“We have not halted the use of the SAVE program and the DHS website continually goes through updates but it has never affected our ability to check citizenship status for prospective voters in Maricopa County,” Jasper Altaha, who works for the Maricopa County Elections Department said in an email. “We only use the SAVE program on the front end when a voter first registers to vote; we don’t use the SAVE program to remove voters from the voter rolls.”

Virginia and North Carolina only recently gained access to SAVE and haven’t started using it yet for voter registration while Iowa is awaiting the outcome of a lawsuit filed by the ACLU.

 

February 07, 2014

Crist says he'll meet with UF students over state's rejection of campus center as early voting site

Criticizing the state's decision to block the University of Florida's student union as an early voting site, Charlie Crist posted a Facebook notice Friday stating he'll meet with students and voters at 12:45 p.m. Wednesday at Turlington Plaza to discuss the issue. 

The posting follows a tweet from the Democratic candidate at 6:15 p.m. Thursday:  "This is an outrage," Crist tweeted. "Stay tuned on how we can protest Rick Scott's awful insult to every student & voter in the state."

To address complaints of long waits at polling sites in 2012 that attracted national attention, legislators last year expanded the list of early voting sites to include fairgrounds, civic centers, courthouses, county commission buildings, stadiums, convention centers and government-owned community centers.

In response to a request by the city of Gainesville to use the Reitz Union for early voting in March's municipal elections, Maria Matthews, director of the state Division of Elections, which is run by a Scott appointee, Secretary of State Ken Detzner, wrote in an advisory opinion that "the terms 'convention center' and 'government-owned community center' cannot be construed so broadly as to include the Reitz Union."

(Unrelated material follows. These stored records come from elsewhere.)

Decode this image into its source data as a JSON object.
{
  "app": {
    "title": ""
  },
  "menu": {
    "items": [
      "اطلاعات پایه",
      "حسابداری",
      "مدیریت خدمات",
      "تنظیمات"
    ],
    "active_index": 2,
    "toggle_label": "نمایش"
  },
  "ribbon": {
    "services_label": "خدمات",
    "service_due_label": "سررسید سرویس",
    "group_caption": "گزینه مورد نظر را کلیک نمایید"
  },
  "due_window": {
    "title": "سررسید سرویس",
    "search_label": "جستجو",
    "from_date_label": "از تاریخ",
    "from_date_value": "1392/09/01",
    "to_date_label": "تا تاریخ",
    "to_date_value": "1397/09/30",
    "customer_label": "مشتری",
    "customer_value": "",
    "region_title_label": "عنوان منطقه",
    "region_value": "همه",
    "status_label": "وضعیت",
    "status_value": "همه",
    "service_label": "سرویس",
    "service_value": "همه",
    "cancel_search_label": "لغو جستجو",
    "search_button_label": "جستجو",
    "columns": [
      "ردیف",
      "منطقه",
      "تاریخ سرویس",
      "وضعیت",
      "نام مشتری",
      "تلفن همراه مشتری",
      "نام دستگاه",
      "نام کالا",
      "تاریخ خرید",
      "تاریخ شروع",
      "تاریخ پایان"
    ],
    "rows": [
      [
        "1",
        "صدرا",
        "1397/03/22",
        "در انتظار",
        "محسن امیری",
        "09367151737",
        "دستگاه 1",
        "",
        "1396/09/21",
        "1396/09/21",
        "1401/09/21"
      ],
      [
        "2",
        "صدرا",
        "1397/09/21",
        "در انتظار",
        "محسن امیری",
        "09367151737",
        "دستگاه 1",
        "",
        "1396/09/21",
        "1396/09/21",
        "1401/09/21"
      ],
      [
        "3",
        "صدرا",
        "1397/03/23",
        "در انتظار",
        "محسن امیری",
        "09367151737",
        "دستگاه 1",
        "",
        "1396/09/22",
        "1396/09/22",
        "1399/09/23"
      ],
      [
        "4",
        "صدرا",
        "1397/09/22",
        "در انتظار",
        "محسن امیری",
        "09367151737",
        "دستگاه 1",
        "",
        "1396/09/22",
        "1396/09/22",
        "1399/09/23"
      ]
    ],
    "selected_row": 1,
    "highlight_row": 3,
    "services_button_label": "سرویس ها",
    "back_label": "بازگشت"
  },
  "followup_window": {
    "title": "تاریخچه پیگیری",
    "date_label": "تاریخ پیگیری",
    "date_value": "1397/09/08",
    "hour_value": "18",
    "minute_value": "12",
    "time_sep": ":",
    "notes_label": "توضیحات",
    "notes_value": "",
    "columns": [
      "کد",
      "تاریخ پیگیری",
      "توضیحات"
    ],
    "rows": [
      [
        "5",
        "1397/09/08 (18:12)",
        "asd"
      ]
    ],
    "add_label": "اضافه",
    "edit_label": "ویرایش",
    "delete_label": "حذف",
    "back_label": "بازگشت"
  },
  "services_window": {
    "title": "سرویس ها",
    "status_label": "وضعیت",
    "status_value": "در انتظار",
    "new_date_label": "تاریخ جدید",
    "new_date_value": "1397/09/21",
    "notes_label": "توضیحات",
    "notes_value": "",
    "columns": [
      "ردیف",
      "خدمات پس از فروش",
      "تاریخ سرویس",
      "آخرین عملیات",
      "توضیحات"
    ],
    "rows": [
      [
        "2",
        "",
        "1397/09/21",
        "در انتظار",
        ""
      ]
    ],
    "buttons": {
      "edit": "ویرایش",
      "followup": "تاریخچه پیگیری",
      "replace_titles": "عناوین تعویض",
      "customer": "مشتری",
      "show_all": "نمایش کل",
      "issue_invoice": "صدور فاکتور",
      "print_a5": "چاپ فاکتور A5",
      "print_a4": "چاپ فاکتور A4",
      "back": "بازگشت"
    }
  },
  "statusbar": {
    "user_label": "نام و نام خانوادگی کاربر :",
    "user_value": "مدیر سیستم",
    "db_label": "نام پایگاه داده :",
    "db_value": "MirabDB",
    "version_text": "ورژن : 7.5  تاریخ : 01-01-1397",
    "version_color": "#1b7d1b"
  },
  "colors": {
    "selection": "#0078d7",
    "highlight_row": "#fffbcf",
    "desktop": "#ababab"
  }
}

Crist joins the growing number of critics blasting the state's decision, including the League of Women Voters, election supervisors and Democratic legislators.

In a statement Friday, House Minority Leader Perry Thurston (D-Fort Lauderdale) said  “Governor Scott and state elections officials seem once again to be trying to suppress the vote of university students and other Floridians. I urge him to stop laying roadblocks to voting. The governor should do more to encourage, not discourage, voting among young people who are interested and engaged citizens.”

Continue reading "Crist says he'll meet with UF students over state's rejection of campus center as early voting site" »

December 03, 2013

Battle between Pinellas elex chief and governor, Part 2

@SteveBousquet

Pinellas County’s chief elections official firmly put Gov. Rick Scott on notice Monday: She will refuse his administration’s order and will continue to urge voters to drop off their absentee ballots at satellite locations.

Supervisor of Elections Deborah Clark said her 6-year-old system of drop-off sites is “in full compliance with the law” and the state has known about them because they are included in plans she sends to the state to get federal voter education money.

“I plan to continue using them, including in the impending special primary election,” Clark told Secretary of State Ken Detzner, Scott’s chief elections adviser.

Detzner last week issued a surprise directive in which he ordered elections officials not to “solicit return” of absentee ballots at locations other than an elections office or branch, because it’s not allowed by law. He said he acted after questions from supervisors Brian Corley in Pasco County and Chris Chambless in Clay County.

In Clark’s response, she voiced disappointment that Detzner never sought the opinions of the 67 county supervisors of election before he issued his Nov. 25 directive.

Clark said her drop-off sites are staffed by her deputies, who by law have the same power as a supervisor and who keep watch over locked ballot boxes with numbered seals. The boxes are transported nightly to her headquarters to be canvassed, she said.

“I am confident that the drop-off locations maintained throughout Pinellas County are secure,” Clark wrote.

The state had no immediate response to Clark’s letter. Story here.